considerable progress in recent years due to the unique properties of THz radiation, such as being non-ionizing and
transparent through many materials. This makes THz imaging and sensing promising for a plethora of applications;
most notably for contraband detection and biomedical diagnostics. Though many methods of generation and detection
terahertz radiation exist, in this study we utilize Terahertz Time Domain Spectroscopy (THz TDS) and THz digital
holography using a coherent, tunable CW THz source. These methods enable access to both the amplitude and phase
information of the traveling THz waves. As a result of the direct time-resolved detection method of the THz electric
field, unique spectroscopic information about the objects traversed can be extracted from the measurements in addition
to being able to yield intensity imaging contrast. Utilizing such capabilities for THz based imaging can be useful for
both screening and diagnostic applications. In this work, we present the principles and applications of several
reconstruction algorithms applied to THz imaging and sensing. We demonstrate its ability to achieve multi-dimensional
imaging contrast of both soft tissues and concealed objects.
In recent years a great amount of research has been focused on metamaterials, initially for fabrication of left-handed
materials for use in devices such as superlenses or electromagnetic cloaking. Such devices have been developed and
demonstrated in regimes from the radio frequency all the way to infrared and near optical frequencies. More recently, it

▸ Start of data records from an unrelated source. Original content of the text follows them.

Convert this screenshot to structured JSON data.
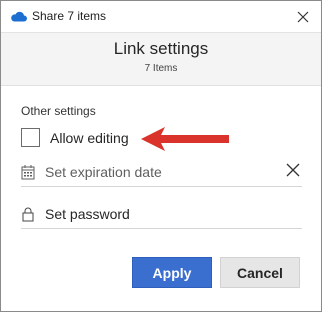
{
  "window": {
    "title": "Share 7 items",
    "app_icon": "onedrive-cloud-icon",
    "close_icon": "close-icon"
  },
  "header": {
    "title": "Link settings",
    "subtitle": "7 Items"
  },
  "settings": {
    "section_label": "Other settings",
    "allow_editing": {
      "label": "Allow editing",
      "checked": false
    },
    "expiration": {
      "placeholder": "Set expiration date",
      "icon": "calendar-icon",
      "clear_icon": "clear-x-icon"
    },
    "password": {
      "label": "Set password",
      "icon": "lock-icon"
    }
  },
  "annotation": {
    "arrow_color": "#d9332b"
  },
  "buttons": {
    "apply_label": "Apply",
    "cancel_label": "Cancel"
  },
  "colors": {
    "accent": "#3a6fd0",
    "header_bg": "#f4f4f4"
  }
}
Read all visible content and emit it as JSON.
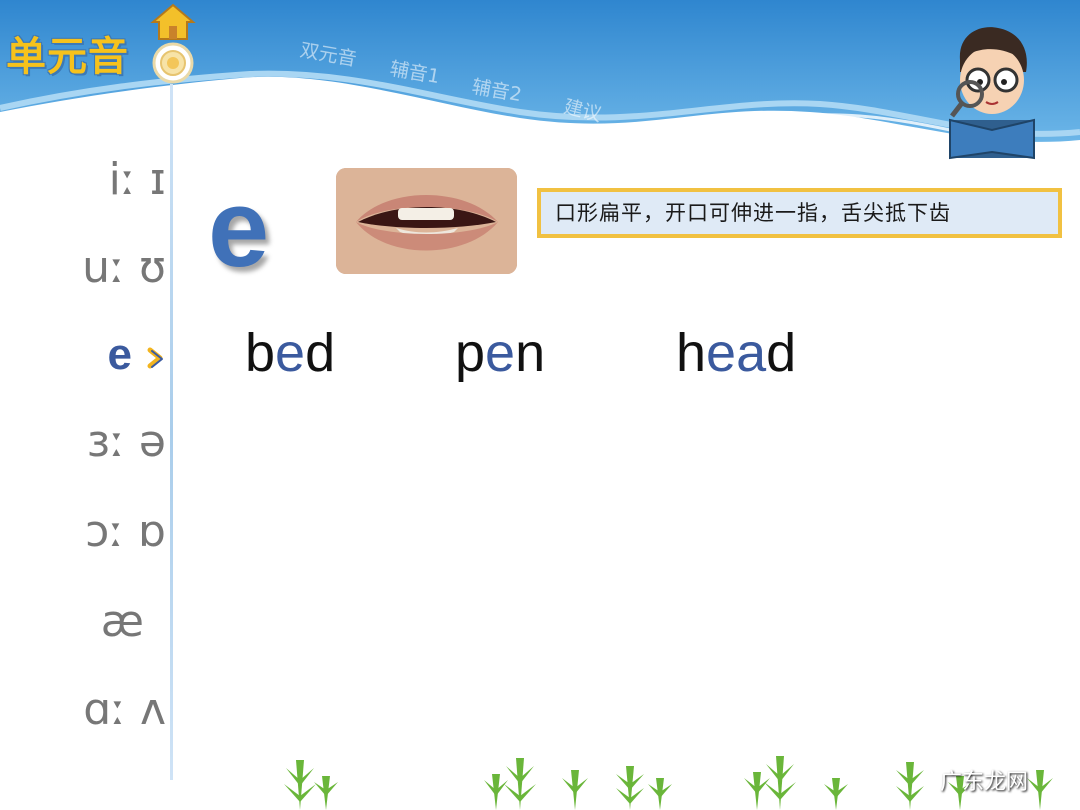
{
  "header": {
    "category_title": "单元音",
    "nav_tabs": [
      "双元音",
      "辅音1",
      "辅音2",
      "建议"
    ]
  },
  "sidebar": {
    "phonemes": [
      "iː  ɪ",
      "uː  ʊ",
      "e",
      "ɜː  ə",
      "ɔː  ɒ",
      "æ",
      "ɑː  ʌ"
    ],
    "selected_index": 2
  },
  "main": {
    "big_phoneme": "e",
    "mouth_tip": "口形扁平，开口可伸进一指，舌尖抵下齿",
    "words": [
      {
        "pre": "b",
        "hl": "e",
        "post": "d"
      },
      {
        "pre": "p",
        "hl": "e",
        "post": "n"
      },
      {
        "pre": "h",
        "hl": "ea",
        "post": "d"
      }
    ]
  },
  "footer": {
    "watermark": "广东龙网"
  },
  "colors": {
    "accent_blue": "#3b5a9e",
    "title_yellow": "#f6c21c",
    "tip_border": "#f1c141",
    "sky_blue": "#3d93d6"
  }
}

has been shown that, by careful adjustment of the effective permittivity and permeability, near perfect electromagnetic
absorbers can be realized. High absorption occurs when transmission and reflection are simultaneously minimized. With
some clever tuning of the electric and magnetic responses, the electric and magnetic energy can therefore both be
absorbed by the same metamaterial structure.
In this work we present the design, simulation and characterization of a novel thin, flexible, polarization insensitive
metamaterial absorber. Finite-element simulation results show that this device achieves almost perfect absorption at THz
frequencies. Each unit cell of the absorber is made up of two metallic structures separated by a dielectric filler material.
The electric response can be tuned by adjusting the geometry of the top metallic electric ring resonator structure. We
demonstrate that a rotation about the axis of THz wave propagation at normal incidence does not change the absorption
or the resonance frequency by a significant amount. A value of absorption of 99.6 % at a resonance frequency of 0.84
THz can be achieved. We also demonstrate the characteristics of this absorber structure under various THz wave
incidence angles, with respect to both the incident electric and magnetic fields.
Quantum dot (QD) functionalized nanowire arrays are attractive structures for low cost high efficiency solar cells. QDs
have the potential for higher quantum efficiency, increased stability and lifetime compared to traditional dyes, as well as
the potential for multiple electron generation per photon. Nanowire array scaffolds constitute efficient, low resistance
electron transport pathways which minimize the hopping mechanism in the charge transport process of quantum dot
solar cells. However, the use of liquid electrolytes as a hole transport medium within such scaffold device structures
have led to significant degradation of the QDs. In this work, we first present the synthesis uniform single crystalline ZnO
nanowire arrays and their functionalization with InP/ZnS core-shell quantum dots. The structures are characterized using
electron microscopy, optical absorption, photoluminescence and Raman spectroscopy. Complementing
photoluminescence, transmission electron microanalysis is used to reveal the successful QD attachment process and the
atomistic interface between the ZnO and the QD. Energy dispersive spectroscopy reveals the co-localized presence of
indium, phosphorus, and sulphur, suggestive of the core-shell nature of the QDs. The functionalized nanowire arrays are
subsequently embedded in a poly-3(hexylthiophene) hole transport matrix with a high degree of polymer infiltration to
complete the device structure prior to measurement.